Visual attention prioritizes information presented at particular spatial locations. These locations can be defined in reference frames centered on the environment or on the viewer. This study investigates whether incidentally learned attention uses a viewer-centered or environment-centered reference frame. Participants conducted visual search on a monitor laid flat on a tabletop. During training, the target was more likely to appear in a " rich" quadrant than in other " sparse" quadrants. Although participants were unaware of this manipulation, they found the target faster in the rich quadrant than in the sparse quadrants, showing probability cuing. In a subsequent testing phase, participants were reseated to change their viewpoint by 90° In addition, the target became equally likely to appear in any quadrant. Spatial attention continued to be biased for several hundred trials. Critically, the attentional bias moved with the participant, shifting to a previously sparse quadrant on the screen. Incidental learning of a target's likely locations led to a persistent, egocentric spatial bias.
- Implicit learning
- Location probability learning
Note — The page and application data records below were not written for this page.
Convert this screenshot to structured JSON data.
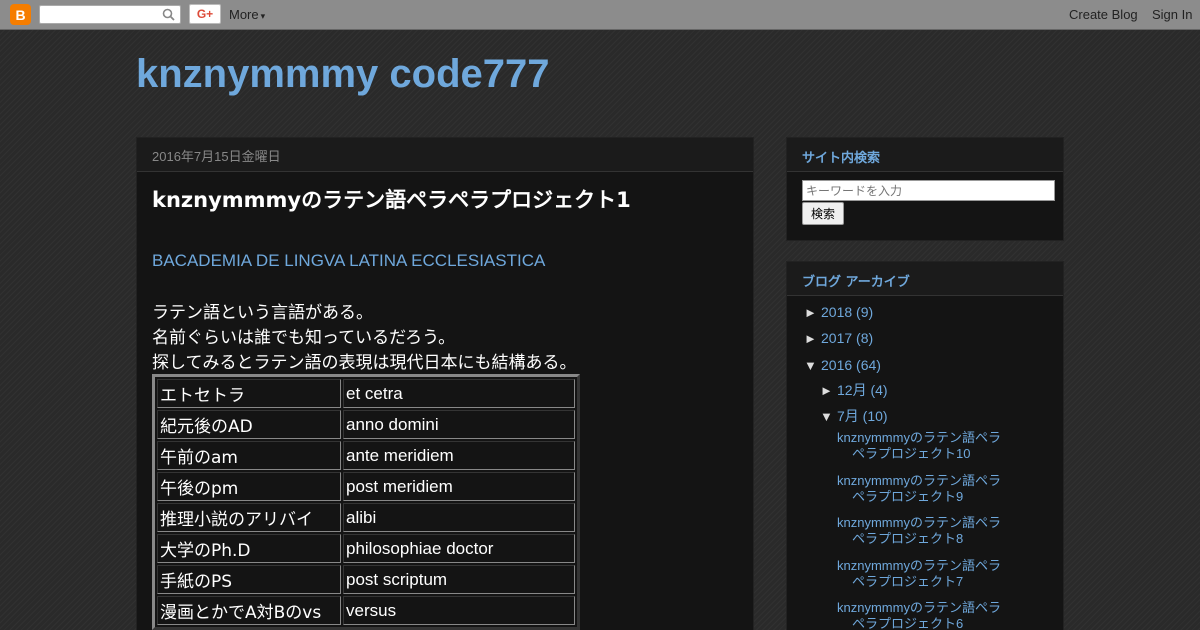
{
  "navbar": {
    "more_label": "More",
    "create_blog": "Create Blog",
    "sign_in": "Sign In",
    "gplus_label": "G+"
  },
  "blog": {
    "title": "knznymmmy code777"
  },
  "post": {
    "date": "2016年7月15日金曜日",
    "title": "knznymmmyのラテン語ペラペラプロジェクト1",
    "link": "BACADEMIA DE LINGVA LATINA ECCLESIASTICA",
    "lines": [
      "ラテン語という言語がある。",
      "名前ぐらいは誰でも知っているだろう。",
      "探してみるとラテン語の表現は現代日本にも結構ある。"
    ],
    "table": [
      {
        "jp": "エトセトラ",
        "la": "et cetra"
      },
      {
        "jp": "紀元後のAD",
        "la": "anno domini"
      },
      {
        "jp": "午前のam",
        "la": "ante meridiem"
      },
      {
        "jp": "午後のpm",
        "la": "post meridiem"
      },
      {
        "jp": "推理小説のアリバイ",
        "la": "alibi"
      },
      {
        "jp": "大学のPh.D",
        "la": "philosophiae doctor"
      },
      {
        "jp": "手紙のPS",
        "la": "post scriptum"
      },
      {
        "jp": "漫画とかでA対Bのvs",
        "la": "versus"
      }
    ]
  },
  "sidebar": {
    "search": {
      "title": "サイト内検索",
      "placeholder": "キーワードを入力",
      "button": "検索"
    },
    "archive": {
      "title": "ブログ アーカイブ",
      "years": [
        {
          "toggle": "►",
          "label": "2018 (9)"
        },
        {
          "toggle": "►",
          "label": "2017 (8)"
        },
        {
          "toggle": "▼",
          "label": "2016 (64)"
        }
      ],
      "months": [
        {
          "toggle": "►",
          "label": "12月 (4)"
        },
        {
          "toggle": "▼",
          "label": "7月 (10)"
        }
      ],
      "posts": [
        "knznymmmyのラテン語ペラペラプロジェクト10",
        "knznymmmyのラテン語ペラペラプロジェクト9",
        "knznymmmyのラテン語ペラペラプロジェクト8",
        "knznymmmyのラテン語ペラペラプロジェクト7",
        "knznymmmyのラテン語ペラペラプロジェクト6"
      ]
    }
  },
  "colors": {
    "link": "#6fa8dc",
    "navbar": "#8c8c8c",
    "blogger_orange": "#f57d00"
  }
}
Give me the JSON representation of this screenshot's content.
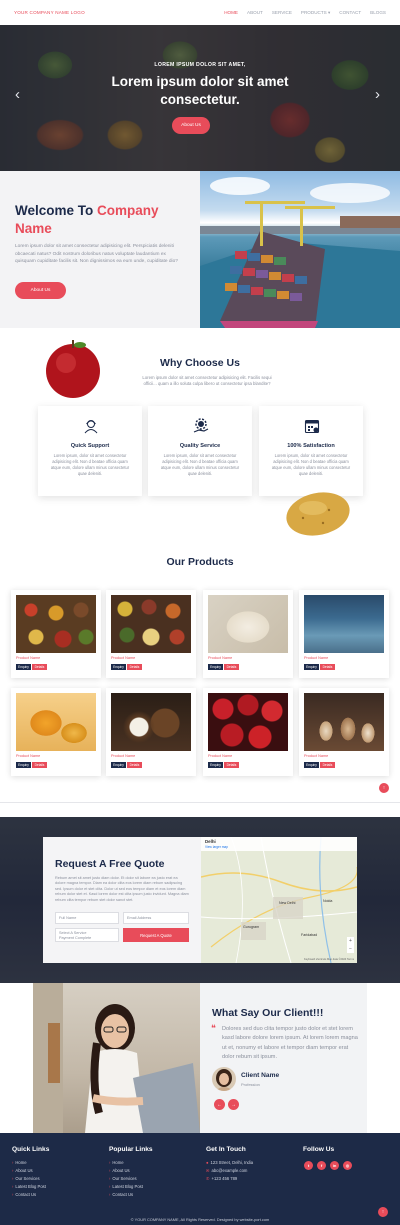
{
  "nav": {
    "logo": "YOUR COMPANY NAME LOGO",
    "items": [
      "HOME",
      "ABOUT",
      "SERVICE",
      "PRODUCTS ▾",
      "CONTACT",
      "BLOGS"
    ]
  },
  "hero": {
    "kicker": "LOREM IPSUM DOLOR SIT AMET,",
    "title": "Lorem ipsum dolor sit amet consectetur.",
    "button": "About Us",
    "prev": "‹",
    "next": "›"
  },
  "welcome": {
    "title_prefix": "Welcome To ",
    "title_highlight": "Company Name",
    "text": "Lorem ipsum dolor sit amet consectetur adipisicing elit. Perspiciatis deleniti obcaecati natus? Odit nostrum doloribus natus voluptate laudantium ex quisquam cupiditate facilis sit. Non dignissimos ea eum unde, cupiditate dio?",
    "button": "About Us"
  },
  "why": {
    "title": "Why Choose Us",
    "text": "Lorem ipsum dolor sit amet consectetur adipisicing elit. Facilis sequi officii... quam a illo soluta culpa libero ut consectetur ipsa blandite?",
    "cards": [
      {
        "title": "Quick Support",
        "icon": "support-agent-icon",
        "text": "Lorem ipsum, dolor sit amet consectetur adipisicing elit. Non d beatae officia quam atque eum, dolore ullam minus consectetur quae deleniti."
      },
      {
        "title": "Quality Service",
        "icon": "gear-hand-icon",
        "text": "Lorem ipsum, dolor sit amet consectetur adipisicing elit. Non d beatae officia quam atque eum, dolore ullam minus consectetur quae deleniti."
      },
      {
        "title": "100% Satisfaction",
        "icon": "calendar-check-icon",
        "text": "Lorem ipsum, dolor sit amet consectetur adipisicing elit. Non d beatae officia quam atque eum, dolore ullam minus consectetur quae deleniti."
      }
    ]
  },
  "products": {
    "title": "Our Products",
    "enquiry_label": "Enquiry",
    "details_label": "Details",
    "items": [
      {
        "name": "Product Name"
      },
      {
        "name": "Product Name"
      },
      {
        "name": "Product Name"
      },
      {
        "name": "Product Name"
      },
      {
        "name": "Product Name"
      },
      {
        "name": "Product Name"
      },
      {
        "name": "Product Name"
      },
      {
        "name": "Product Name"
      }
    ]
  },
  "quote": {
    "title": "Request A Free Quote",
    "text": "Rebum amet sit amet justo diam dolor. Et dolor sit labore ea justo erat ea dolore magna tempor. Diam ea dolor clita eos lorem diam rebum sadipscing sed. Ipsum dolor et stet clita. Dolor ut sed eos tempor diam et eos lorem diam rebum dolor stet et. Kasd lorem dolor est clita ipsum justo invidunt. Magna diam rebum clita tempor rebum stet dolor sanct stet.",
    "full_name_placeholder": "Full Name",
    "email_placeholder": "Email Address",
    "select_label": "Select A Service",
    "select_value": "Payment Complete",
    "button": "Request A Quote",
    "map_label": "Delhi",
    "map_link": "View larger map",
    "map_places": [
      "New Delhi",
      "Faridabad",
      "Gurugram",
      "Noida"
    ],
    "map_footer": "Keyboard shortcuts  Map data ©2024  Terms"
  },
  "testimonial": {
    "title": "What Say Our Client!!!",
    "quote_mark": "❝",
    "text": "Dolores sed duo clita tempor justo dolor et stet lorem kasd labore dolore lorem ipsum. At lorem lorem magna ut et, nonumy et labore et tempor diam tempor erat dolor rebum sit ipsum.",
    "name": "Client Name",
    "role": "Profession",
    "prev": "←",
    "next": "→"
  },
  "footer": {
    "quick_links": {
      "title": "Quick Links",
      "items": [
        "Home",
        "About Us",
        "Our Services",
        "Latest Blog Post",
        "Contact Us"
      ]
    },
    "popular_links": {
      "title": "Popular Links",
      "items": [
        "Home",
        "About Us",
        "Our Services",
        "Latest Blog Post",
        "Contact Us"
      ]
    },
    "contact": {
      "title": "Get In Touch",
      "address": "123 Street, Delhi, India",
      "email": "abc@example.com",
      "phone": "+123 456 789"
    },
    "follow": {
      "title": "Follow Us",
      "icons": [
        "twitter-icon",
        "facebook-icon",
        "linkedin-icon",
        "instagram-icon"
      ],
      "glyphs": [
        "t",
        "f",
        "in",
        "◎"
      ]
    },
    "copyright": "© YOUR COMPANY NAME, All Rights Reserved. Designed by website-port.com"
  },
  "scroll_top": "↑",
  "colors": {
    "accent": "#e84c5a",
    "navy": "#1c2a4a",
    "footer": "#1d2a47"
  }
}
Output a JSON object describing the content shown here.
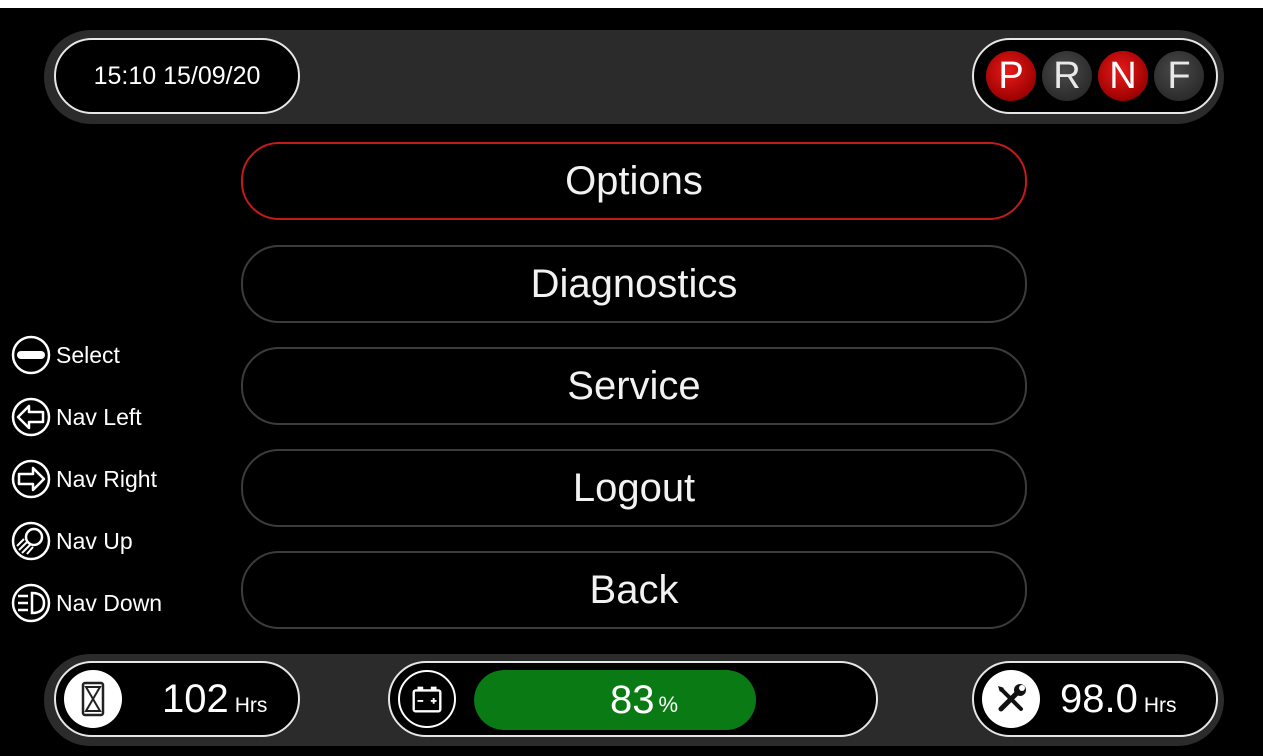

- Probability cuing
- Spatial reference frame
- Visual attention, Visual search